§ Work required: Without including any image, retype the records word for word.

BEGIN Dataset entries

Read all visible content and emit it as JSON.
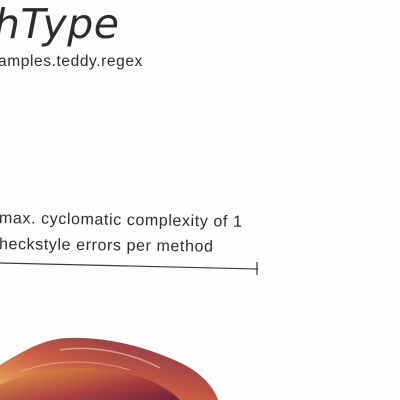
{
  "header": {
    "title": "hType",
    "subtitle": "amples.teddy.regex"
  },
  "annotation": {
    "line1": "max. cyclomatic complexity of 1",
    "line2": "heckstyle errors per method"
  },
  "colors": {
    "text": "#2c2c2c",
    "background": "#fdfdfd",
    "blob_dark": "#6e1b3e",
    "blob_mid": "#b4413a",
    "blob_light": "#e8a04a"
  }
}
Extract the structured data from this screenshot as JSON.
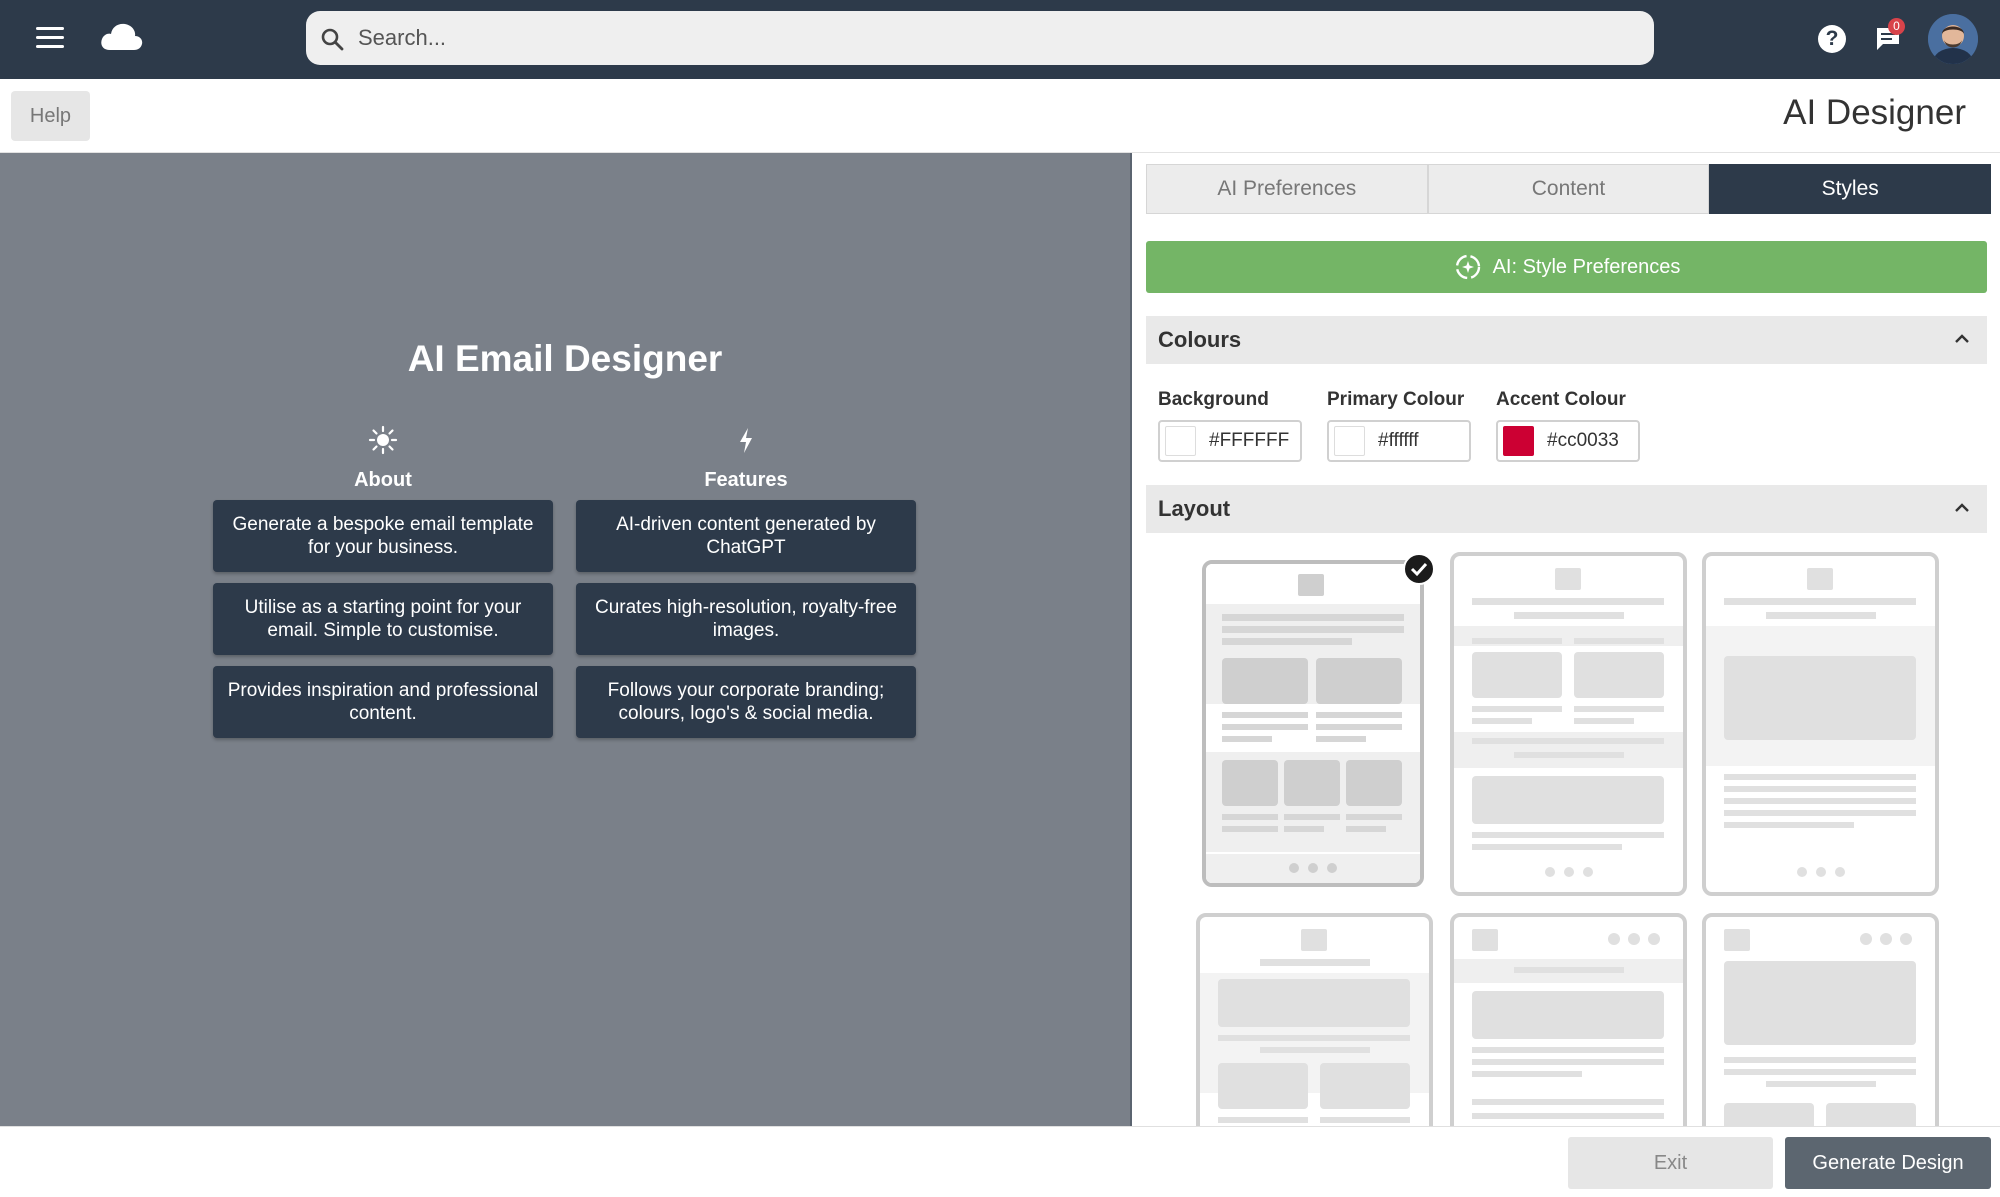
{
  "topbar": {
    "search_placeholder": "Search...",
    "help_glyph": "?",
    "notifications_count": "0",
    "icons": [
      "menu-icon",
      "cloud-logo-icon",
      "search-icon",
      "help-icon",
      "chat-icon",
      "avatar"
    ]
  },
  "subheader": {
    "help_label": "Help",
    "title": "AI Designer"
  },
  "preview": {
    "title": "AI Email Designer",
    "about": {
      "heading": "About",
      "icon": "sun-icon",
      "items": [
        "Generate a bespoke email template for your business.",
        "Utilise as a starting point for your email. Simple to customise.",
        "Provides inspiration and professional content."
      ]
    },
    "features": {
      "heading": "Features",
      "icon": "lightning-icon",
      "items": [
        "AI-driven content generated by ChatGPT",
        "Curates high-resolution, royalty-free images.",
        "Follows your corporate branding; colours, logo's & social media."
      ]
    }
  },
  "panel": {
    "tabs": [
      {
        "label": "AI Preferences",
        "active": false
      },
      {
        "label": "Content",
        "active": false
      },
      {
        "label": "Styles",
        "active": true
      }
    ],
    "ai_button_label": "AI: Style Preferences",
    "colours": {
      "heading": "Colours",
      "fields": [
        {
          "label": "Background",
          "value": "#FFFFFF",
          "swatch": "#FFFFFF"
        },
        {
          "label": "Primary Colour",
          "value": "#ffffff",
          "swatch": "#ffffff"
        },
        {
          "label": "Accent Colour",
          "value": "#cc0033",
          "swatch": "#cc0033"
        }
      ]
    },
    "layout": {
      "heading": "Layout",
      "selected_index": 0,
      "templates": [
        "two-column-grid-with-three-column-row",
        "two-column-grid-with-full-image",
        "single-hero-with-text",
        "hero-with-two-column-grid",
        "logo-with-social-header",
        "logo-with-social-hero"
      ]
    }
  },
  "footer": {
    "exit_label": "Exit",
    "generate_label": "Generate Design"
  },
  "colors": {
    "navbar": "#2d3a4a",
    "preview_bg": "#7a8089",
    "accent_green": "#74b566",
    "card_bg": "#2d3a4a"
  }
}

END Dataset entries

§ Exercise output:
Read all visible content and emit it as JSON.
{
  "header": {
    "title": "hType",
    "subtitle": "amples.teddy.regex"
  },
  "annotation": {
    "line1": "max. cyclomatic complexity of 1",
    "line2": "heckstyle errors per method"
  },
  "colors": {
    "text": "#2c2c2c",
    "background": "#fdfdfd",
    "blob_dark": "#6e1b3e",
    "blob_mid": "#b4413a",
    "blob_light": "#e8a04a"
  }
}
Extract the structured data from this screenshot as JSON.
{
  "topbar": {
    "search_placeholder": "Search...",
    "help_glyph": "?",
    "notifications_count": "0",
    "icons": [
      "menu-icon",
      "cloud-logo-icon",
      "search-icon",
      "help-icon",
      "chat-icon",
      "avatar"
    ]
  },
  "subheader": {
    "help_label": "Help",
    "title": "AI Designer"
  },
  "preview": {
    "title": "AI Email Designer",
    "about": {
      "heading": "About",
      "icon": "sun-icon",
      "items": [
        "Generate a bespoke email template for your business.",
        "Utilise as a starting point for your email. Simple to customise.",
        "Provides inspiration and professional content."
      ]
    },
    "features": {
      "heading": "Features",
      "icon": "lightning-icon",
      "items": [
        "AI-driven content generated by ChatGPT",
        "Curates high-resolution, royalty-free images.",
        "Follows your corporate branding; colours, logo's & social media."
      ]
    }
  },
  "panel": {
    "tabs": [
      {
        "label": "AI Preferences",
        "active": false
      },
      {
        "label": "Content",
        "active": false
      },
      {
        "label": "Styles",
        "active": true
      }
    ],
    "ai_button_label": "AI: Style Preferences",
    "colours": {
      "heading": "Colours",
      "fields": [
        {
          "label": "Background",
          "value": "#FFFFFF",
          "swatch": "#FFFFFF"
        },
        {
          "label": "Primary Colour",
          "value": "#ffffff",
          "swatch": "#ffffff"
        },
        {
          "label": "Accent Colour",
          "value": "#cc0033",
          "swatch": "#cc0033"
        }
      ]
    },
    "layout": {
      "heading": "Layout",
      "selected_index": 0,
      "templates": [
        "two-column-grid-with-three-column-row",
        "two-column-grid-with-full-image",
        "single-hero-with-text",
        "hero-with-two-column-grid",
        "logo-with-social-header",
        "logo-with-social-hero"
      ]
    }
  },
  "footer": {
    "exit_label": "Exit",
    "generate_label": "Generate Design"
  },
  "colors": {
    "navbar": "#2d3a4a",
    "preview_bg": "#7a8089",
    "accent_green": "#74b566",
    "card_bg": "#2d3a4a"
  }
}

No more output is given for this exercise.